I’m glad that John Wesley Hall has blogged about an Illinois Supreme Court decision on dog sniff set-ups that I had mentioned on this blog last week. The case is People v. Bartelt and I wrote:
After reading the opinion, I do not see how this set-up should be viewed as lawful. And if it doesn’t implicate the Fourth Amendment, then what about the Fifth Amendment? The police are basically ordering an individual – who is not under arrest but who has been seized in the traffic stop — to engage in behavior that makes it easier for the law to find evidence against them. Do they tell the individual that they have the right not to cooperate with the set-up? What do they do if the individual says, “No?”
Hopefully, some kind lawyers will explain this to me. And yes, that means you, too, John Wesley Hall.
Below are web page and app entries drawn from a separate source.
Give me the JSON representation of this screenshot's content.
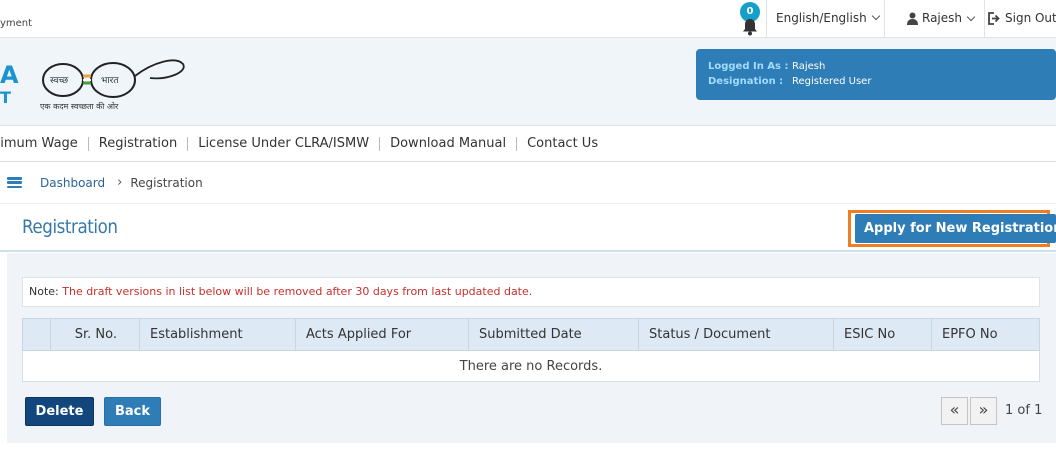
{
  "topbar": {
    "ministry_text": "yment",
    "notification_count": "0",
    "language": "English/English",
    "user_name": "Rajesh",
    "signout_label": "Sign Out"
  },
  "header": {
    "brand_letter_1": "A",
    "brand_letter_2": "T",
    "logo_left": "स्वच्छ",
    "logo_right": "भारत",
    "logo_caption": "एक कदम स्वच्छता की ओर",
    "logged_in_label": "Logged In As :",
    "logged_in_value": "Rajesh",
    "designation_label": "Designation :",
    "designation_value": "Registered User"
  },
  "nav": {
    "items": [
      {
        "label": "nimum Wage"
      },
      {
        "label": "Registration"
      },
      {
        "label": "License Under CLRA/ISMW"
      },
      {
        "label": "Download Manual"
      },
      {
        "label": "Contact Us"
      }
    ]
  },
  "breadcrumb": {
    "home": "Dashboard",
    "separator": "›",
    "current": "Registration"
  },
  "page": {
    "title": "Registration",
    "apply_button": "Apply for New Registration"
  },
  "note": {
    "label": "Note:",
    "text": " The draft versions in list below will be removed after 30 days from last updated date."
  },
  "table": {
    "columns": [
      "Sr. No.",
      "Establishment",
      "Acts Applied For",
      "Submitted Date",
      "Status / Document",
      "ESIC No",
      "EPFO No"
    ],
    "empty_text": "There are no Records."
  },
  "actions": {
    "delete_label": "Delete",
    "back_label": "Back"
  },
  "pager": {
    "prev_symbol": "«",
    "next_symbol": "»",
    "info": "1 of 1"
  },
  "colors": {
    "primary": "#2f7db6",
    "dark_primary": "#12467c",
    "highlight": "#ef7d22",
    "note_red": "#c9302c",
    "badge": "#16a0c9"
  }
}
Several people tweeted that they agreed with me that the court got this one wrong in terms of the Fourth Amendment, and John seems to think so, too. After excerpting relevant portions of the majority decision and the dissent, he writes:
[Note: I find United States v. Viera, 644 F.2d 509 (5th Cir. 1981), completely unavailing to the majority. The suitcase there was sitting in front of them. Is sitting on it a search? Not really, although if I were the judge, I say yes, but I’m not. Look at this case at its irreducible minimum: Could the officer have entered the car to do the “set up procedure”? If the answer is no, then how could the driver be ordered to do the “search” for the police? The driver couldn’t. And, just saying Cabelles says a dog sniff isn’t a search is no answer because they would have to enter the car to do make it work, and that is where the majority completely fails in its duty here.]
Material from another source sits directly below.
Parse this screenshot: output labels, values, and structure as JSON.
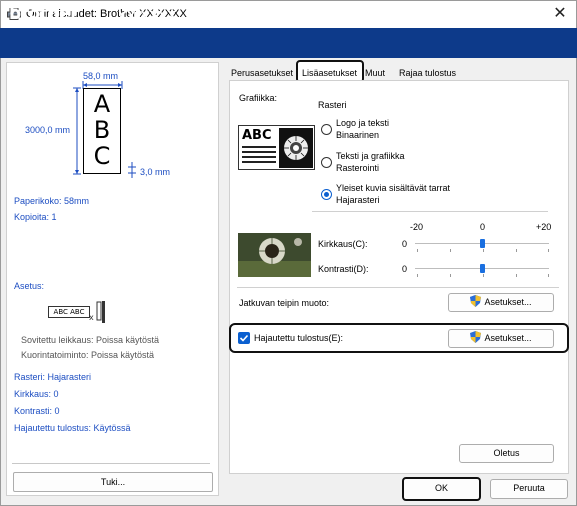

I do not know if this decision will be appealed, but I hope it is.
Great thanks to John for sharing his thoughts on this case. It’s always gratifying to me when I learn that there is actually some legal argument that supports my “gut” reaction that a decision is just wrong.